Elsewhere metaphors abound. A family ritual requiring that a suit be bought for the deceased (symbolically) and worn to dinner by a relative (literally) entrains a minor scandal when the relative in question tries the damn thing on finds that it’s about five sizes too big — an image of inheritance and ill-fitting legacy so pointed that the assembled grievers can’t help but laugh. Adam Nayman, in a review for Reverse Shot, refers wittily to the smack-addled pal passed out in the bedroom as Sleeping Beauty, drawing an intriguing connection to an argument over Disney princesses waged by Lary and Laura early on — a connection I concede I might never have drawn myself, but which attests, I think, to the subtextual richness of Sieranevada’s design. The texture of the film is the texture of life, authentic and true. But weaved into that texture everywhere are symbols to pick out and seize.
Nor is the texture itself dour or grave. Puiu’s The Death of Mr. Lazarescu was “funny” in rather the same way that, say, The Metamorphosis is funny, and one hardly left Aurora sore from clutching at one’s sides. But Sieranevada is a family comedy in a straightforward sense. If Lary’s relatives lament the loss of the patriarch, they are very good at keeping their anguish concealed; they prefer instead to pass the time in friendly conversation, or better yet debate, as when Lary’s nephew — the conspiracy theorist of the 9/11 idee fixe — cues up an array of clinching YouTube videos of the “jet-fuel-can’t-melt-steel-beams” variety and challenges anyone to prove him wrong. Puiu is well above pot-shots — the nephew is nutty, but his conviction is treated with fairness — and gives each among the motley cast their due. The humour he finds in the clashes and interactions — and of course in Lary, who observes it all dryly from the sides.

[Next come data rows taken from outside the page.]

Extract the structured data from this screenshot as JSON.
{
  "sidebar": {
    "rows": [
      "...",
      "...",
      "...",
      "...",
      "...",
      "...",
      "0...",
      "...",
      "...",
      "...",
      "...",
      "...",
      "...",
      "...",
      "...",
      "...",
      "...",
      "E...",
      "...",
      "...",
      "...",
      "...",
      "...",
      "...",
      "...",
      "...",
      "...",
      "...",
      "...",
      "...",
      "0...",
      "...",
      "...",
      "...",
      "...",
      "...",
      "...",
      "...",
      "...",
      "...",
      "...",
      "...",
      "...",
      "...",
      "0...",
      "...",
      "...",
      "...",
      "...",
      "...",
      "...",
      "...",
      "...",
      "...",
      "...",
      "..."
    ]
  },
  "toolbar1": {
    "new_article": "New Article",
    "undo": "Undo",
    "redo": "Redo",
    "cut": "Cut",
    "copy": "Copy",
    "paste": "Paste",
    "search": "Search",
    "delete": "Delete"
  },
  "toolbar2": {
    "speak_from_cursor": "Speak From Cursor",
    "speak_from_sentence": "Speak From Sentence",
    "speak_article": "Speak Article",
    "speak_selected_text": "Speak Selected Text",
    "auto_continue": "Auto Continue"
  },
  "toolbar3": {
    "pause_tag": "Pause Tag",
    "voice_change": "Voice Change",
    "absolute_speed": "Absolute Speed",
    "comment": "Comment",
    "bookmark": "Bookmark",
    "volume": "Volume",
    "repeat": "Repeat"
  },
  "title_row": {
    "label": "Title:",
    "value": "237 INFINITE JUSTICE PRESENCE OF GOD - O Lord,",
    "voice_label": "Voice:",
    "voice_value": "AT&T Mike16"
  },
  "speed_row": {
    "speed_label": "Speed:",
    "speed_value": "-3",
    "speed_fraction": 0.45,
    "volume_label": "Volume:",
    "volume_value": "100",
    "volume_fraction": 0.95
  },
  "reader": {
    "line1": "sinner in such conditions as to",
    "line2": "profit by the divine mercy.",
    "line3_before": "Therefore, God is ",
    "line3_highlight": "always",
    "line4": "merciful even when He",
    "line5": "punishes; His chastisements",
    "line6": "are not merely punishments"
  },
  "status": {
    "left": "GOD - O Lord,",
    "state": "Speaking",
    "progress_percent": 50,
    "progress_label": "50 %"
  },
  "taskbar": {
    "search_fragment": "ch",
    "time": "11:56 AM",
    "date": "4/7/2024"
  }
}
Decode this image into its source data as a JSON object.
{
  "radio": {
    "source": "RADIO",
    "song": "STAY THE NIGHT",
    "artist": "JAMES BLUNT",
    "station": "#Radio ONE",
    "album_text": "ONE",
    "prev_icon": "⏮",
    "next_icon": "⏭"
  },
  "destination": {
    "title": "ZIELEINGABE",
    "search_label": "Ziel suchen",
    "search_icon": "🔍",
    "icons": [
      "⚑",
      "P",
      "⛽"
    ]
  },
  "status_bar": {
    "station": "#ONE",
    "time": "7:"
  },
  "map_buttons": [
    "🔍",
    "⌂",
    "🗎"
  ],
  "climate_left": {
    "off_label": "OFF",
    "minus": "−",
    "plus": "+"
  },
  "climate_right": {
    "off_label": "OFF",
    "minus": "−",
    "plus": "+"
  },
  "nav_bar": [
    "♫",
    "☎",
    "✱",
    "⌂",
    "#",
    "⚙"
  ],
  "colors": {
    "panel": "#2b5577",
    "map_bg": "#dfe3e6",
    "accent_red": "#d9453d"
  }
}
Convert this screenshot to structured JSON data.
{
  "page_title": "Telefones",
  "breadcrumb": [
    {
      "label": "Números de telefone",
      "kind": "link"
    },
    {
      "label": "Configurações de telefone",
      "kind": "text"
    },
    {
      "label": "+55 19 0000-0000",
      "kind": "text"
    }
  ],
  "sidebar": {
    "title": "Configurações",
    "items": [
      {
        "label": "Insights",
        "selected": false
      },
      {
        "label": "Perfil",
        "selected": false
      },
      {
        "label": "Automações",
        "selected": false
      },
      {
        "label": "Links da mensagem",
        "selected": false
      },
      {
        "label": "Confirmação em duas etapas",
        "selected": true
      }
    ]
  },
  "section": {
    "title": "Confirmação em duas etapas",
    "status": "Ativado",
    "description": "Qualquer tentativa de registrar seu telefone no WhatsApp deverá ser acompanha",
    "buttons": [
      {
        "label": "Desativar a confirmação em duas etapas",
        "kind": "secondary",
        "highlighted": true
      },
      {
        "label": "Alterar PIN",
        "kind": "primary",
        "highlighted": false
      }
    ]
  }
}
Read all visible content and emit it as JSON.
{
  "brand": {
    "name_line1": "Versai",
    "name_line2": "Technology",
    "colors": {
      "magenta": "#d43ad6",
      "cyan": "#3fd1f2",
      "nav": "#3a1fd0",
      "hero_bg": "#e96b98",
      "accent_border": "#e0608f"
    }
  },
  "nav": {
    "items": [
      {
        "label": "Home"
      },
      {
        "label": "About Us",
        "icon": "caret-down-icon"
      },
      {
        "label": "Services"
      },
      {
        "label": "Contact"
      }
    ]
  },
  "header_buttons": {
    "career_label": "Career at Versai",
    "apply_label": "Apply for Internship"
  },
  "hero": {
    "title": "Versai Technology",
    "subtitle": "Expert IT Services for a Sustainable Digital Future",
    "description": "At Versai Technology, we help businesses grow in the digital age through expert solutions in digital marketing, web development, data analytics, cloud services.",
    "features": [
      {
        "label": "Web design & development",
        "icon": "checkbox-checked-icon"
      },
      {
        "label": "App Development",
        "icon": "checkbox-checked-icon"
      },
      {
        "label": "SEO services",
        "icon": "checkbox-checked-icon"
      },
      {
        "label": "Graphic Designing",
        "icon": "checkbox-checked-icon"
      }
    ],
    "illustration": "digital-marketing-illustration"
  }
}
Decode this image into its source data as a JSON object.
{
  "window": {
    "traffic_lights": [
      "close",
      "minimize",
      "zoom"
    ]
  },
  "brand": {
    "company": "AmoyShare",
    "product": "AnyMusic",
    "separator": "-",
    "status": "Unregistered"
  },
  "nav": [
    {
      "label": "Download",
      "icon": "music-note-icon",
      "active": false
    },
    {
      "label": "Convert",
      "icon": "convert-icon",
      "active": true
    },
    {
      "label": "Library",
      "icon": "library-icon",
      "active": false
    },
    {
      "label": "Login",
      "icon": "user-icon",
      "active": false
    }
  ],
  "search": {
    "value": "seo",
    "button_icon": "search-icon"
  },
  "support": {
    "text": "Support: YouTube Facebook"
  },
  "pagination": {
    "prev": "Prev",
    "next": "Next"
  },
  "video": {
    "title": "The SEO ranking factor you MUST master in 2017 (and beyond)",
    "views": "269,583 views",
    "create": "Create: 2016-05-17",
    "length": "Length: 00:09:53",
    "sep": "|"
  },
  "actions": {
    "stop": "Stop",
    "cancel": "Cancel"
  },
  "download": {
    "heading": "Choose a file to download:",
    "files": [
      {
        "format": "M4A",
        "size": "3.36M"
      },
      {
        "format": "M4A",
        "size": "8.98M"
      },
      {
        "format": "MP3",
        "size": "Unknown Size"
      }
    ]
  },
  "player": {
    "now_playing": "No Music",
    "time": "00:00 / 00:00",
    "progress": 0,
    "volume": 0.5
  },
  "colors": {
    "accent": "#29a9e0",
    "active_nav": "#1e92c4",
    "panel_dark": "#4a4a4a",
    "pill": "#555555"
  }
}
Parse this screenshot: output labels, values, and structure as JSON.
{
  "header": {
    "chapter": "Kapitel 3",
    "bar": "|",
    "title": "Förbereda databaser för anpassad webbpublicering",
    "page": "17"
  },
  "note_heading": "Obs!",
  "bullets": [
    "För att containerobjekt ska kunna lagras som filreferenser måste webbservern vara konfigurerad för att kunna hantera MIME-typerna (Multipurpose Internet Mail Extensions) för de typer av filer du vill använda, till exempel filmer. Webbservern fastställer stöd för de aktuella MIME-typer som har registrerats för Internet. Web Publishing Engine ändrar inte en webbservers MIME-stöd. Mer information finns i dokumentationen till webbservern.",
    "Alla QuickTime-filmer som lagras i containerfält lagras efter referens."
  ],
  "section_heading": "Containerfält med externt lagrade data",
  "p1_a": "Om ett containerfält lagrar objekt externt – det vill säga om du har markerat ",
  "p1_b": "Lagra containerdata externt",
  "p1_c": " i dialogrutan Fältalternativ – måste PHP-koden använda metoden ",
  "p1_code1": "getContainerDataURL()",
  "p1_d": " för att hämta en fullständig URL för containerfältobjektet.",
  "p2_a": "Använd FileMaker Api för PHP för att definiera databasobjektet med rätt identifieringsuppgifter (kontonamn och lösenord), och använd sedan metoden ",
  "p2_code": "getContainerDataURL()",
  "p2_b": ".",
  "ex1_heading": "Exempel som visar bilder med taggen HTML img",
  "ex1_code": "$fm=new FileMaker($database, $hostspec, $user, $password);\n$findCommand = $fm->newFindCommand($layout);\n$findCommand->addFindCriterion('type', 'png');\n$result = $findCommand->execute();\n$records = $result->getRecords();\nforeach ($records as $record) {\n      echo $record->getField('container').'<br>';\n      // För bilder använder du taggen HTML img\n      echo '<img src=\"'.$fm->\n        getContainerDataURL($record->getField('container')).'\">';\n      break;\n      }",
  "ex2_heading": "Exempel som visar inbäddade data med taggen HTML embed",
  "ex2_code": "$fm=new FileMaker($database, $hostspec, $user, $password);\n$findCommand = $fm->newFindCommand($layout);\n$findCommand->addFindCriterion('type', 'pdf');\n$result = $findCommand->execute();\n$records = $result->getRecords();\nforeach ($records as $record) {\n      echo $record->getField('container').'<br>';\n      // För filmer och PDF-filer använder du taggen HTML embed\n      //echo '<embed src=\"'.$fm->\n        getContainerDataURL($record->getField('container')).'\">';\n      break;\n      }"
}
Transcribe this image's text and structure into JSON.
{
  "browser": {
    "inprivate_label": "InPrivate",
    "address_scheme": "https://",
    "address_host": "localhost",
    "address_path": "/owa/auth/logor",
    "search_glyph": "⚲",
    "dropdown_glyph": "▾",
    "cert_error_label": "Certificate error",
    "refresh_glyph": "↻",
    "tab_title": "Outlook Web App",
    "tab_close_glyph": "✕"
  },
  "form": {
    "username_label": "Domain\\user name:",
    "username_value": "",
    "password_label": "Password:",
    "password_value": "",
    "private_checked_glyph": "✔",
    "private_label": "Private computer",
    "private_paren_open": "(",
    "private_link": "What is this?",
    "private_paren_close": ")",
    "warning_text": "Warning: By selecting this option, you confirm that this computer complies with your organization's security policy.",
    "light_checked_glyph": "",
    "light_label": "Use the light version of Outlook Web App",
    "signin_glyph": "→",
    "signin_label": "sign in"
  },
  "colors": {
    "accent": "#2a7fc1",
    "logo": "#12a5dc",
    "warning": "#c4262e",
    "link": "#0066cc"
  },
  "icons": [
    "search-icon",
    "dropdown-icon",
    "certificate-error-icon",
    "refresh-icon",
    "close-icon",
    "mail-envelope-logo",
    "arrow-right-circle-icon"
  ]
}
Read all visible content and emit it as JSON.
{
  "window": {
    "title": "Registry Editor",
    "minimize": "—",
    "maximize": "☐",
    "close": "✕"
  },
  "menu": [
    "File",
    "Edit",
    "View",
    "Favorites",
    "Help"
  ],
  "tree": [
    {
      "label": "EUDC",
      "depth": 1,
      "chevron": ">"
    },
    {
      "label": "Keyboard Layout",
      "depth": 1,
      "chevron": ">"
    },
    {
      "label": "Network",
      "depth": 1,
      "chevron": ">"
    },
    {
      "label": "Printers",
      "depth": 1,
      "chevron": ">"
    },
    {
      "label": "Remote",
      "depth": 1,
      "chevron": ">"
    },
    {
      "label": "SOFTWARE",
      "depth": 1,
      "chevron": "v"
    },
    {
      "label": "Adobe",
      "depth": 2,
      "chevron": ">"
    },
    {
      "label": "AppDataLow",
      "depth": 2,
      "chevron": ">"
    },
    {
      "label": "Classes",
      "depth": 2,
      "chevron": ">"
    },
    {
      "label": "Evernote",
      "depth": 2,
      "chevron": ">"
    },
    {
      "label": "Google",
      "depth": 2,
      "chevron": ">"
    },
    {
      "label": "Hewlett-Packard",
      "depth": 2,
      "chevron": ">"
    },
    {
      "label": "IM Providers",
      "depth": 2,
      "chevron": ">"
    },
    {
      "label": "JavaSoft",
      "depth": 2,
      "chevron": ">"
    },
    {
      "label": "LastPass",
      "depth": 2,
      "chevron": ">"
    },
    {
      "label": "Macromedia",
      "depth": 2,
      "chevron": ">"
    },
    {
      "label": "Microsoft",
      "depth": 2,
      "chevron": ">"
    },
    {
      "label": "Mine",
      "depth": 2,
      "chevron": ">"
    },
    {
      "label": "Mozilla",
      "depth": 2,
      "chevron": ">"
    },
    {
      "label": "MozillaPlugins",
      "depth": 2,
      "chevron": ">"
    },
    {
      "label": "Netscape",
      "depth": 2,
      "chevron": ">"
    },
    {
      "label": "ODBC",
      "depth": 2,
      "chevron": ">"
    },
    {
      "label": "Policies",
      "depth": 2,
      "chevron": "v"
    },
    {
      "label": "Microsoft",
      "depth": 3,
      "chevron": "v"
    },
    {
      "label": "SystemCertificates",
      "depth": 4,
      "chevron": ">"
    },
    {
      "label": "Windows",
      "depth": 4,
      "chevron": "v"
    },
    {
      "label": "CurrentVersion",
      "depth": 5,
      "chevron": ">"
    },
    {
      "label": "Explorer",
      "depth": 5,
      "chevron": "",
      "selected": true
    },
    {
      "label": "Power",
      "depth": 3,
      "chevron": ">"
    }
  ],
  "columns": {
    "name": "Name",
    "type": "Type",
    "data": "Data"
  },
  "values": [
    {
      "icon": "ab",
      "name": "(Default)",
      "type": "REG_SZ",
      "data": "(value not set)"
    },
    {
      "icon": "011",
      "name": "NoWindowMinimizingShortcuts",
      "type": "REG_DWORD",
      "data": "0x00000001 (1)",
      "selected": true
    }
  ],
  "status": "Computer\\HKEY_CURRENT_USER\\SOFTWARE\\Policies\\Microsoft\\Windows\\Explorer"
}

Puiu’s direction is so assured that it’s easy to mistake its elegance as effortless. There is nothing effortless about Sieranevada, to be sure: the long takes, the intricately choreographed movement, the dense and meaning-rich naturalist dialogue, the radically shifting sympathies and unstable emotional terrain — all this comes at tremendous expense to the crew and (especially) the cast, of whom Puiu demands so much. That’s the other thing about Puiu’s brand of realism: it effaces the virtuosity required to pull it off. The very mode downplays the feat. This smart, uproarious, politically charged film has indeed the appearance of a docudrama, so true to life does it often feel. But it’s no less a triumph of style and of craft.